I woke up in so much pain I wanted to puke, my leg was completely wrapped up in a mess of gauze, bandages, and dressings. My right hand had been completely covered as well and I had a wound vac in my upper leg where I had taken a decent size piece of shrapnel near my femoral artery. I was on a huge gurney wrapped in an OD green Army wool blanket. I hated those damn blankets, they made me itch. The same itchy blanket I started my career off with making my bunk in basic training and now I was basically ending my time with one.  It sort of reminded me of something that might have went on when soldiers in the Civil War were injured. The tent was hot with dim lights, heart monitors were beeping, strange buzzing sounds were going off, I could see the Army Chaplain making his way to the critically wounded.. Some soldiers were moaning, some were still in a panic, some were pleading for more pain meds and some were sobbing in fear. I still hate those damn wool blankets.
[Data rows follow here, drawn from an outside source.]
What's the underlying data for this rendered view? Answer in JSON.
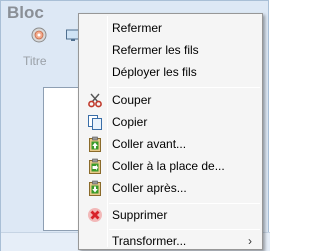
{
  "panel": {
    "title": "Bloc",
    "field_label": "Titre"
  },
  "menu": {
    "items": [
      {
        "label": "Refermer",
        "icon": null
      },
      {
        "label": "Refermer les fils",
        "icon": null
      },
      {
        "label": "Déployer les fils",
        "icon": null
      },
      {
        "label": "Couper",
        "icon": "scissors-icon"
      },
      {
        "label": "Copier",
        "icon": "copy-icon"
      },
      {
        "label": "Coller avant...",
        "icon": "paste-before-icon"
      },
      {
        "label": "Coller à la place de...",
        "icon": "paste-replace-icon"
      },
      {
        "label": "Coller après...",
        "icon": "paste-after-icon"
      },
      {
        "label": "Supprimer",
        "icon": "delete-icon"
      },
      {
        "label": "Transformer...",
        "icon": null,
        "submenu": true
      }
    ],
    "submenu_arrow": "›"
  },
  "colors": {
    "panel_bg": "#dde8f5",
    "menu_bg": "#f5f5f5",
    "paste_green": "#3a9a2a",
    "delete_red": "#d8232a"
  }
}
Doctors made two 4 inch incisions parallel with my airway on each side of my trachea to pull shrapnel from the fatty portion of my carotid arteries. The surgeons words were exactly, "shrapnel was in the outside membrane of both carotid arteries, you were within less than a quarter inch from losing your life."

This news was very hard for me to understand at the time but something that has stayed with me. In ways this was going to be my second chance at life. I still carry over 50 pieces of shrapnel in my body still to this day. Its a bleak reminder of the pure chaos I was fortunate to live through. One of my buddies was less fortunate, he did not make it out of the burning building. That is actually why I am telling this story. Out of the 10 that were with me on that day 9 of us were MEDEVAC'd off the battlefield and one paid the ultimate price for freedom. SSG Angel Mercado still lives with me in my heart and watches over us every single day. Please say a prayer for those that have laid there life on the alter of freedom. So now more than ever, I can truly say that I have an Angel watching over me.

I was shipped off to Landstuhl, Germany the next day in a C-17 that was loaded with the best hospital equipment you can imagine.  I was on my way back to safe soil. I started to talk to my mom a lot more and told her that I was going to make it. I finally took a shower after 12 days, I'm sure I smelt like something very rotten. The fact that I had lost a buddy and that my whole life changed in a matter of seconds had not really hit me.

In the next few weeks I would do small tasks like pull myself up, hold a fork, eat, and sleep. It was hard to swallow after all that I have accomplished and been through. Life is not always an easy road, you are going to be faced with obstacles. Its not really what type of obstacles you are faced with, its the manner in which you overcome those obstacles that shines light on the true person that you are. I finally was flown into Andrews AFB in Washington, DC to start my road to recovery. My mom met me on the tarmac with an Army Liaison from my unit. I was glad to see her, I was glad I was home, I was glad I was alive and I was glad I was away from that damn itchy wool blanket.

I want to thank my wife Courtney, my Mother, my family, my mortar teammates, and GallantFew as they support me in doing this. I could not be where I am today with out the loving support of these very important people. I really feel that God was watching over me and my teammates that day. This adventure has opened so many doors for me and has truly made me humble in my life. If you have had another chance at life I challenge you to talk about it and to share your experiences with others. This blog is a collaboration of my thoughts and feelings of what I was faced with on this day and by no means is it perfect.

On September 2, 2006 we lost 2 more guys in a different attack but on the same objective. My heart goes out to these men and there families who still mourn there loss today,  RIP PFC Justin Dreese and SGT Ralph Porras.

Stay tuned for more as I start my long road to recovery, God Bless.

Jay Erwin